Former Farmington High School junior varsity basketball coach Jeremy Thompkins has been charged with criminal sexual conduct in the latest case of student sexual abuse to come to light. Like many other cases involving abuse by a coach or teacher, including the high-profile Michigan State abuse cases, the allegations also implicate other school employees who failed to take action to protect the students.

When Coaching Becomes Grooming

Thompkins is accused of assaulting two teenage boys at his Detroit home between August and October of this year. The victims, ages 15 and 16, testified at a preliminary hearing about their experiences. According to the boys, who were on the JV basketball team, “Coach J” promised to train them to get into the NBA and improve their business skills. They testified that Thompkins regularly hosted them and other teammates at his home, including overnight stays and morning workouts.

The boys recounted details of Thompkins frequently touching them in intimate, sexual ways, including during massages. Thompkins pled “not guilty” to all charges, denying any wrongdoing. He claims the incidents were misconstrued and that he never touched the boys for sexual gratification. The judge, however, observed that Thompkins’ behavior followed a classic pattern of grooming victims for sexual assault and scheduled the case for trial.

Farmington Public School District’s Response

The Farmington Public School District (FPS) initiated an investigation immediately after receiving a report from a concerned parent about Thompkins’ behavior on October 9 and reported the allegations to the Detroit police. Thompkins was fired by the end of the day.

Disturbingly, the investigation also revealed that three other varsity and junior varsity basketball coaches were aware players regularly visited Thompkins at his home. Although these visits violated school policy, the other coaches did not inform the school administrators. In response, the district also fired those coaches.

FPS has created an emotional wellness team to support the two boys and the other members of the JV team. It also sent all students’ parents a letter informing them about the allegations and detailing the district’s response.

Preventing Abusers From Working With Children

The case raises important questions about parents’ trust in the adults who guide and mentor their children, including teachers and coaches. According to FPS, all coaches, including Thompkins, were hired through EduStaff, a third-party contractor. A Livescan Fingerprint Background Check performed when Thompkins was hired in 2008 did not reveal any previous criminal violations.

However, a local news investigation uncovered Wayne County court records showing Thompkins was charged with three counts of fourth-degree criminal sexual conduct (involving force or coercion) in 2008. Thompkins was accused of inappropriately touching a 17-year-old boy at his home under the pretense of acting as the teen’s weightlifting trainer.
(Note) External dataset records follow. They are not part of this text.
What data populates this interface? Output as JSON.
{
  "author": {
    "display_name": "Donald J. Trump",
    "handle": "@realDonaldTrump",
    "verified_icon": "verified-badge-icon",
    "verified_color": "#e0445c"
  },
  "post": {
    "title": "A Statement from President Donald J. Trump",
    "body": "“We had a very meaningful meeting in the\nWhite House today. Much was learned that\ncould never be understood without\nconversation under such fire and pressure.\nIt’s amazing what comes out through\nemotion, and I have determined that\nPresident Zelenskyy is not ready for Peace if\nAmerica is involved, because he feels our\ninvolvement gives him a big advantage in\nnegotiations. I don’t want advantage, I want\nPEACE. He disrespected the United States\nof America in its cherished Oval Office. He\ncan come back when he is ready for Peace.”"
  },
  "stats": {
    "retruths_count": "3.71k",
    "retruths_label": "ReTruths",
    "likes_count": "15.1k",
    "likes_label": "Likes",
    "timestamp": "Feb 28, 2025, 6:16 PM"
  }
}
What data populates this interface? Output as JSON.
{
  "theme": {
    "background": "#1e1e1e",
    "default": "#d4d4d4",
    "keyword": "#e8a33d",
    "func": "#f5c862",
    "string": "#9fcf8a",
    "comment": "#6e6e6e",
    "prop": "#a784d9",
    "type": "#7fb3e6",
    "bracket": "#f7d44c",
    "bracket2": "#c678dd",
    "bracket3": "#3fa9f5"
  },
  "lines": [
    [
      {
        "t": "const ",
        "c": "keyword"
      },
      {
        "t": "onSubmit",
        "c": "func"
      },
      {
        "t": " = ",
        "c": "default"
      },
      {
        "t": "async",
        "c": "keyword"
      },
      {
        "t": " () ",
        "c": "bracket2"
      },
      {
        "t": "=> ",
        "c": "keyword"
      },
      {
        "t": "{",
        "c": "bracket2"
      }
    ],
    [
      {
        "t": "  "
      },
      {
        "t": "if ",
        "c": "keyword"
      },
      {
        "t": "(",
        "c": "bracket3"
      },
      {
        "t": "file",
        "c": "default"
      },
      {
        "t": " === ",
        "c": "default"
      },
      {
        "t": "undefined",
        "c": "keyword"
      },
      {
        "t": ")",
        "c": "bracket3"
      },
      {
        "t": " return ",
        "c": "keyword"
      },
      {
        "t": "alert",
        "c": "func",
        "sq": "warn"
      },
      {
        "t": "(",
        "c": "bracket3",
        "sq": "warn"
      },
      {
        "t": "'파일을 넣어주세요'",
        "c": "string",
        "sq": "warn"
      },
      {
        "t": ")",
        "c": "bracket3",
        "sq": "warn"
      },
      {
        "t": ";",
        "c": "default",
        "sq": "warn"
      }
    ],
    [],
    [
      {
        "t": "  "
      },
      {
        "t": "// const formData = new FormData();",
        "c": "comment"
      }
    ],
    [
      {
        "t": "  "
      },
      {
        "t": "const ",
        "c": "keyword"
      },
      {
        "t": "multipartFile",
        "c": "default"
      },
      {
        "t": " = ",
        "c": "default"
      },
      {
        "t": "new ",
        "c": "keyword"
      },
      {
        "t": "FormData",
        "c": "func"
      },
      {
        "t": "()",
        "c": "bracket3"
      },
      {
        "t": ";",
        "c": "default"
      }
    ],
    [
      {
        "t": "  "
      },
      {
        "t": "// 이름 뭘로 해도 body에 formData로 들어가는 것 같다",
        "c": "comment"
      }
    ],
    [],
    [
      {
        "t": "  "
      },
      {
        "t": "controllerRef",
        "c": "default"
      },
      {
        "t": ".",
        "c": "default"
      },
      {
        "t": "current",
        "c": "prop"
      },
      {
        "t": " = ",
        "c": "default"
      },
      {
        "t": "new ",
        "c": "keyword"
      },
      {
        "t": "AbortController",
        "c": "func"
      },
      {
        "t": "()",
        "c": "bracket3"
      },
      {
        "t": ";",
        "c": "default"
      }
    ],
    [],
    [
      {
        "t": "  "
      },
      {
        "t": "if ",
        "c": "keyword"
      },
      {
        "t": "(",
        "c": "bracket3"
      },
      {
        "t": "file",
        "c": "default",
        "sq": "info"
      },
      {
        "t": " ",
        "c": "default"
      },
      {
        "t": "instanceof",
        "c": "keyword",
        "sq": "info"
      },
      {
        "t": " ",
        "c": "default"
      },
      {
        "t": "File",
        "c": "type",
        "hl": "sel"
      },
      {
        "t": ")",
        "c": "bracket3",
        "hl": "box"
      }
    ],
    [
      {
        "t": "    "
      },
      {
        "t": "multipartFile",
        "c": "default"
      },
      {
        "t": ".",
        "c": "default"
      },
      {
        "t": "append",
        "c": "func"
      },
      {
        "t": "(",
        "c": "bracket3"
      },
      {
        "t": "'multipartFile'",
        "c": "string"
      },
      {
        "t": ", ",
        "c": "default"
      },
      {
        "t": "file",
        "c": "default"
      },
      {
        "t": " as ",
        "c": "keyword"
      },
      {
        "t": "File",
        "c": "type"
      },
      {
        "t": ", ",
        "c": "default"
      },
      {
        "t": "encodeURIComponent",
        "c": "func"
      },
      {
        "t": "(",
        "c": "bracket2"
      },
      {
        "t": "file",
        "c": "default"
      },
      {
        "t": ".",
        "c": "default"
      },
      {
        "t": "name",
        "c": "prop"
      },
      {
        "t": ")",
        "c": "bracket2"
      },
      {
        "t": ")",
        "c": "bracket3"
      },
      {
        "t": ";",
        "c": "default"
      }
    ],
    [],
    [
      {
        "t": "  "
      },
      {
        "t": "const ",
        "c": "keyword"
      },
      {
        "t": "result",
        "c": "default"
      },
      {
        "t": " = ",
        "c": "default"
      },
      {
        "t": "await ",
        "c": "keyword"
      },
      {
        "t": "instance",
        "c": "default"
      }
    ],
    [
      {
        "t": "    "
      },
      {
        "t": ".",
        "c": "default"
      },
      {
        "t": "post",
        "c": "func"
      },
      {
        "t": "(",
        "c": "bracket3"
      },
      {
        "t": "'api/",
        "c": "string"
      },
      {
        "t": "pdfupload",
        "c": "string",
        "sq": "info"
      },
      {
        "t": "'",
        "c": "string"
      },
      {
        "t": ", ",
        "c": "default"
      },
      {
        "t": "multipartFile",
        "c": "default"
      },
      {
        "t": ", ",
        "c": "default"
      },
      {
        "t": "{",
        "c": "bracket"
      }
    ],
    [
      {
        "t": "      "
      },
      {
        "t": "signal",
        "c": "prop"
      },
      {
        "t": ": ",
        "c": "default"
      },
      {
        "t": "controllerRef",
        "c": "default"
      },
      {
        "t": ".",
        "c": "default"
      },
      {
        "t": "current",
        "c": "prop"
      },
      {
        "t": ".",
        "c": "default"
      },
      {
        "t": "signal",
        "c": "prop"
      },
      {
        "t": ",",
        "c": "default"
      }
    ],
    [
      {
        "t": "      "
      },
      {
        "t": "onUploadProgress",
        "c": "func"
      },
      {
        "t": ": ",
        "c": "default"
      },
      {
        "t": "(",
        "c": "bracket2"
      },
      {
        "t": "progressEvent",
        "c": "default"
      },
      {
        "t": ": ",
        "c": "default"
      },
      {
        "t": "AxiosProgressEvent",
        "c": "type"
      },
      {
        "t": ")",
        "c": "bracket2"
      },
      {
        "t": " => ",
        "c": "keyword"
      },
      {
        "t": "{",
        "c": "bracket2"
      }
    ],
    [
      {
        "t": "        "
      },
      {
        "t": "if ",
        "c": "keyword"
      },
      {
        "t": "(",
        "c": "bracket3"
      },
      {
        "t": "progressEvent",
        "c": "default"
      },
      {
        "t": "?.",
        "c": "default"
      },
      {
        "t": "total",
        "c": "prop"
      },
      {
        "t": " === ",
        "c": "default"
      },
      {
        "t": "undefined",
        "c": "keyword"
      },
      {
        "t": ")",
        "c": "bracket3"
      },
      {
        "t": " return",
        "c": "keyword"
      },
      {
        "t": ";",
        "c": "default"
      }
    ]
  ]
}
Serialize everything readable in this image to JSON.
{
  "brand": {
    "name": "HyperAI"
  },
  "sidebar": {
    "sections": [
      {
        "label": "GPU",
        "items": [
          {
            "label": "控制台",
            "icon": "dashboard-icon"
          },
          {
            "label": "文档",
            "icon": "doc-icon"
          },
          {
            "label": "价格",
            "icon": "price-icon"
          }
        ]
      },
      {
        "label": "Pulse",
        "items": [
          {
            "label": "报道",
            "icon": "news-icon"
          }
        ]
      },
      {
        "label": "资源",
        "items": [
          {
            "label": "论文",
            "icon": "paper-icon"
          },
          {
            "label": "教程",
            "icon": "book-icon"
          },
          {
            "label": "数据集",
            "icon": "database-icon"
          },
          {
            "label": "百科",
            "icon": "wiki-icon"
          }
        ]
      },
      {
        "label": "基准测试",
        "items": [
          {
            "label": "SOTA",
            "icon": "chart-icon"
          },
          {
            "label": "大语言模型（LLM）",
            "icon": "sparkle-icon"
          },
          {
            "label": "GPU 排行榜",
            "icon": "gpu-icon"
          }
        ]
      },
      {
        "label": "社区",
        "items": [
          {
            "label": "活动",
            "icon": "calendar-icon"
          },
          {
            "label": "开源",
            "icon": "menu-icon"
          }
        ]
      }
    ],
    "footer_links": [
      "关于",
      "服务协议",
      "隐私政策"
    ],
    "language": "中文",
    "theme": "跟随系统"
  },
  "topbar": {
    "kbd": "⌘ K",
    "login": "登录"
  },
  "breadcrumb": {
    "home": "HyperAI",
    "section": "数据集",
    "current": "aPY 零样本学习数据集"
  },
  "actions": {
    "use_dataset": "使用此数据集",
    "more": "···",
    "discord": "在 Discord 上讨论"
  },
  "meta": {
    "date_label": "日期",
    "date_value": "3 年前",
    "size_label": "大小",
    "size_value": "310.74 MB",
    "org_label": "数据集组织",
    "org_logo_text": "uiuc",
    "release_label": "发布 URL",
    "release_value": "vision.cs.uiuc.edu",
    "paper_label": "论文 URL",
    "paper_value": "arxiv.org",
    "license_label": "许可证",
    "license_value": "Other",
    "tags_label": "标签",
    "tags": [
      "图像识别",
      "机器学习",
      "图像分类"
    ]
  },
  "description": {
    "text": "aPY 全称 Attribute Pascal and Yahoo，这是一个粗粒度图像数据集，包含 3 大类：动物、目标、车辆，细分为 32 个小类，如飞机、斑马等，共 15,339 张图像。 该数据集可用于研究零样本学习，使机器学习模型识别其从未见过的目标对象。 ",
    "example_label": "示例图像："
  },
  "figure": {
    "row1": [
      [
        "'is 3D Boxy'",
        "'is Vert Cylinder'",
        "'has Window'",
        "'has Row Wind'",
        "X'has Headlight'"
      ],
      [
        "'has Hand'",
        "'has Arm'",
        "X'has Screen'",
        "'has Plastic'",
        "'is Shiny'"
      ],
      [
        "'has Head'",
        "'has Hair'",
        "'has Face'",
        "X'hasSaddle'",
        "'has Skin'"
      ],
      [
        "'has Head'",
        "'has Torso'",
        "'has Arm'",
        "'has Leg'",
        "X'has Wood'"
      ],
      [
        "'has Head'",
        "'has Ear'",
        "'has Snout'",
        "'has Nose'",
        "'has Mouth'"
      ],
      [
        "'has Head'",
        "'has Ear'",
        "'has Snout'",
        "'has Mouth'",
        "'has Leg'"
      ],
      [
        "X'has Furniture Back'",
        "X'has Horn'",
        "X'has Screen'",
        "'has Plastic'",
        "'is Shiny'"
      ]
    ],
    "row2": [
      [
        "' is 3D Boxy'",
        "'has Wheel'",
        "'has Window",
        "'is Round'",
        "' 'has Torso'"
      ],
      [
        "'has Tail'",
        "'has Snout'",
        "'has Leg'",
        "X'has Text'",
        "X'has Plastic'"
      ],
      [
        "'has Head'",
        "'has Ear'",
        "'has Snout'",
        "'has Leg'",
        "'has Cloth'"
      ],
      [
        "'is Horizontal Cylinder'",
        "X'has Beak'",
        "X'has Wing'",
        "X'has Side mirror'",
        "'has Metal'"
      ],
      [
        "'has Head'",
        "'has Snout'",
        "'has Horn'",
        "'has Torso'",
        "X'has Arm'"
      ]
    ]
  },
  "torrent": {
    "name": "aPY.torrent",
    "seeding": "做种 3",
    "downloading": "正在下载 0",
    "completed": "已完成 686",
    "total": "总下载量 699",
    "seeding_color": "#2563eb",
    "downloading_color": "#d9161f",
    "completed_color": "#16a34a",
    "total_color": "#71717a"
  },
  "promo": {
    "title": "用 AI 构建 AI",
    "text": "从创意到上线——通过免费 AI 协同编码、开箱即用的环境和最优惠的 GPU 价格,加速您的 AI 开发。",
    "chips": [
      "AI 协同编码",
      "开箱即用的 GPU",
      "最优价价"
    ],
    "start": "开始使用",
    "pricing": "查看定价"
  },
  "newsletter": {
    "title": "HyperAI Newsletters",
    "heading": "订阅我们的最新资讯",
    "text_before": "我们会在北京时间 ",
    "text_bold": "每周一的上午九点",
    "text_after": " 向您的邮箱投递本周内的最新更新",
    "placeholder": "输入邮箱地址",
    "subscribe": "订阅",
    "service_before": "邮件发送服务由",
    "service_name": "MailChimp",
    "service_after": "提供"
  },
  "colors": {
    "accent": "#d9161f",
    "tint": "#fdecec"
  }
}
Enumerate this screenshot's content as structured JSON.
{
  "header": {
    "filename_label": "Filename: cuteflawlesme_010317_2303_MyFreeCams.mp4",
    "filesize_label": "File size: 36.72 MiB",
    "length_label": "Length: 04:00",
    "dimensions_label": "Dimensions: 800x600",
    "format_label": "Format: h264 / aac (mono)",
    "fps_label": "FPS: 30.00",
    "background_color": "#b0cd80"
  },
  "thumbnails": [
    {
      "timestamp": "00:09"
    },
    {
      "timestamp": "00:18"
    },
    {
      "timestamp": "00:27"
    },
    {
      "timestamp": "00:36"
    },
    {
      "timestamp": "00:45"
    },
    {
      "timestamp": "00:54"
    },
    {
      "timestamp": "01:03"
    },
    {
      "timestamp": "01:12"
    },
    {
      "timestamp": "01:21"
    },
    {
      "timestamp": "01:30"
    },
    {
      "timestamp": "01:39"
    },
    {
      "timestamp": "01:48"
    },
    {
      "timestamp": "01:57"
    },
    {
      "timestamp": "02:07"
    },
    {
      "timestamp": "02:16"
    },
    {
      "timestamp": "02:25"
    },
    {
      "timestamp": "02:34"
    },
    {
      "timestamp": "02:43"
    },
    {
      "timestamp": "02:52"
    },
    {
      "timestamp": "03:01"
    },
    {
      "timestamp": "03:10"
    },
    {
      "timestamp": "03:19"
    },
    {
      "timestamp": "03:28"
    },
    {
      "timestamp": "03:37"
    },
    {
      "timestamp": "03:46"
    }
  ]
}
The case was dismissed at trial.

Comprehensive and Ongoing Security Measures

This incident underscores the need for stringent screening procedures and additional steps to monitor newly hired contracted individuals, even if they appear to have no prior criminal histories. Ironically, the district may not have learned of Thompkins’ earlier arrest because it occurred too close to his hiring. Implementing procedures to monitor existing employees could help prevent this type of oversight.

Cases of teacher-student and coach-student sexual abuse emphasize the need for continuous vigilance and proactive measures to ensure students’ safety. Schools must reinforce mandatory reporting requirements for all staff, fostering a culture where any suspicion of misconduct is immediately reported to administrators. Additionally, comprehensive background checks and regular coach training are essential to safeguarding students from potential harm.

Preventing Harm and Pursuing Justice

The Farmington case should prompt a broader conversation about improving protocols and implementing preventive measures to protect students from the devastating consequences of teacher-student and coach-student sexual abuse. A number of significant changes have been proposed to Michigan’s outdated sexual assault laws, which could help many abuse survivors pursue justice and improve the safety of Michigan schools and communities.

If you’ve been the victim of abuse by a teacher, coach, or other education professional, contact the experienced sexual abuse and sexual assault attorneys at Sommers Schwartz today for a free, no-obligation consultation.